Seven severe floods remain in place across Britain in the wake of Storm Dennis, and it is expected to rain later in the week.
The Environment Agency (EA) has stated that floods have swelled rivers to “exceptional” levels in some parts of Britain, while snow and ice are expected in some parts of Scotland today.
Communities across the country are counting the cost of the weekend storm, which has caused hundreds of properties to flood.
Among the areas most affected were South Wales, Herefordshire, Worcestershire and Shropshire, where major accidents were reported.
A woman who was blown away by the flood near Tenbury, Worcestershire, was found dead on Sunday.
A statement from 55-year-old Yvonne Booth’s family from the Great Barr area of Birmingham says, “Yvonne is a much loved member of our family and we are all devastated by this news.
“We appreciate the continued support from the emergency services. We would like to ask for our privacy right now.”
The Prime Minister resisted calls to preside over a meeting of the government’s emergency committee, Cobra, to address the flood crisis, despite criticism from the Labor Party.
Shadow Environment Secretary Luke Pollard said Boris Johnson “refused” to visit affected communities as a “misfortune”.
West Mercia police told residents of Upton upon Severn and Uckinghall in Worcestershire that they were advised to evacuate, with water levels expected to peak on Monday evening.
Emergency evacuations were carried out in Hereford, where the River Wye reached the highest level ever recorded.
And the Monmouth homes were evacuated after Natural Resources Wales issued two serious “life-threatening” alarms for the River Wye in the city, with the water level expected to peak between 3 and 7 o’clock. Tuesday.
On Monday evening, seven major floods from the EA were taking place in England over the River Trent in Burton upon Trent; the River Wye in Blackmarstone in Hereford and Hampton Bishop; the Severn River in Uckinghall and New Street and Waterside in Upton upon Severn; and the Lugg River to Hampton Bishop.
About 1,000 staff members were on duty, with 5km of flood barriers and 90 pumps in action, EA said.
He warned that the flood risk continues, with further forecasts of heavy rain in northern England on Wednesday and Thursday that could fall on areas already flooded.
Met Office meteorologist Marco Petagna said Tuesday will bring a brief respite from bad weather for most of the UK, with spells of sunshine and showers, but warned that areas of Wales could see downpours.
“With the soil so saturated it won’t help the situation,” he said.
“And there will be more persistent rain on Wednesday.
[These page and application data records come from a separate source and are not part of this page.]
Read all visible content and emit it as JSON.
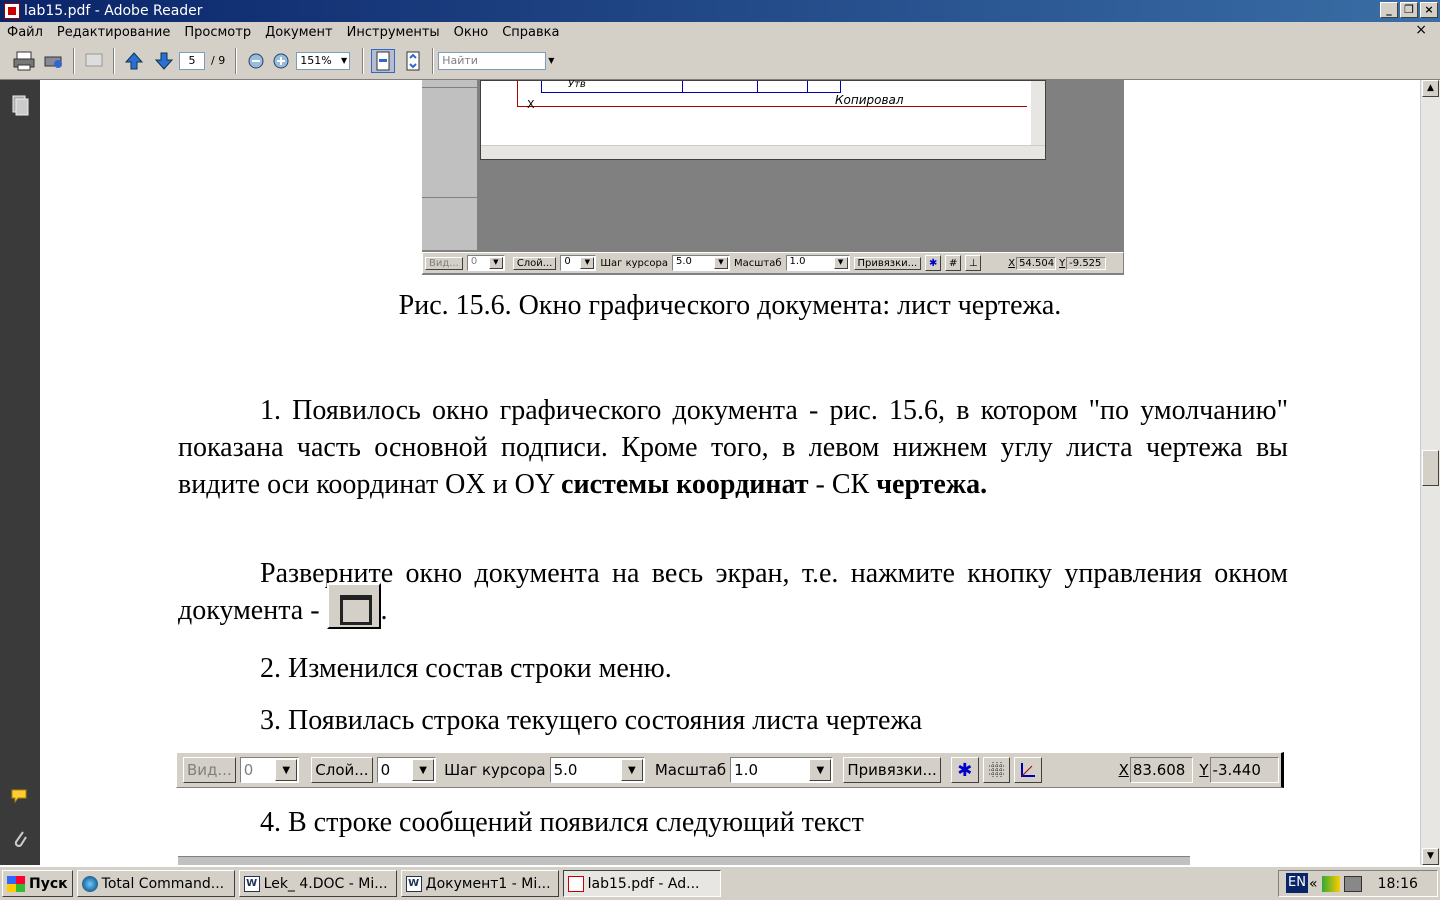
{
  "window": {
    "title": "lab15.pdf - Adobe Reader",
    "btn_min": "_",
    "btn_restore": "❐",
    "btn_close": "×",
    "doc_close": "×"
  },
  "menu": [
    "Файл",
    "Редактирование",
    "Просмотр",
    "Документ",
    "Инструменты",
    "Окно",
    "Справка"
  ],
  "toolbar": {
    "page_current": "5",
    "page_total": "/ 9",
    "zoom": "151%",
    "find_placeholder": "Найти"
  },
  "figure": {
    "stamp_text": "Копировал",
    "sheet_label": "Утв",
    "axis_x": "X",
    "status": {
      "vid": "Вид...",
      "vid_val": "0",
      "layer": "Слой...",
      "layer_val": "0",
      "step_label": "Шаг курсора",
      "step_val": "5.0",
      "scale_label": "Масштаб",
      "scale_val": "1.0",
      "snaps": "Привязки...",
      "x_label": "X",
      "x_val": "54.504",
      "y_label": "Y",
      "y_val": "-9.525"
    },
    "caption": "Рис. 15.6. Окно графического документа: лист чертежа."
  },
  "paragraphs": {
    "p1_a": "1. Появилось окно графического документа - рис. 15.6, в котором \"по умолчанию\" показана часть основной подписи. Кроме того, в левом нижнем углу листа чертежа вы видите оси координат OX и OY ",
    "p1_b1": "системы координат",
    "p1_c": " - СК ",
    "p1_b2": "чертежа.",
    "p2_a": "Разверните окно документа на весь экран, т.е. нажмите кнопку управления окном документа - ",
    "p2_end": ".",
    "p3": "2. Изменился состав строки меню.",
    "p4": "3. Появилась строка текущего состояния листа чертежа",
    "p5": "4. В строке сообщений появился следующий текст"
  },
  "statusbar2": {
    "vid": "Вид...",
    "vid_val": "0",
    "layer": "Слой...",
    "layer_val": "0",
    "step_label": "Шаг курсора",
    "step_val": "5.0",
    "scale_label": "Масштаб",
    "scale_val": "1.0",
    "snaps": "Привязки...",
    "x_label": "X",
    "x_val": "83.608",
    "y_label": "Y",
    "y_val": "-3.440"
  },
  "taskbar": {
    "start": "Пуск",
    "tasks": [
      "Total Command...",
      "Lek_ 4.DOC - Mi...",
      "Документ1 - Mi...",
      "lab15.pdf - Ad..."
    ],
    "lang": "EN",
    "tray_chevron": "«",
    "clock": "18:16"
  }
}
There will be wet and windy weather across the UK on Wednesday and Thursday … with the rain returning.”
The Met Office also issued two yellow weather warnings for snow and ice on parts of Scotland from 18:00 on Monday, with further warnings of persistent rain in Wales on Wednesday and Thursday, which could be extended to North West England.
5-day weather forecast in the UK
Another windy day with a mixture of sunny spells and stormy showers. The showers will sometimes be heavy, sometimes with hail and thunder and even the showers on the hills will be winter. Feeling cold
Early evening showers will gradually become confined to the far north of Scotland. Colder than last night with a touch of frost. It then rains in Cornwall at dawn.
A cold and bright start for the most part, but the first clouds and rains over Cornwall will extend eastward. The rain then becomes heavy sometimes on a rise to the west later. Become more windy.
Outlook from Thursday to Saturday:
Rain, a little intense, which is spreading to the east, then rain showers on Thursday. South Friday starts well, clouds and rain in the north reach all areas, clearing the sun and showers. Rain later Saturday.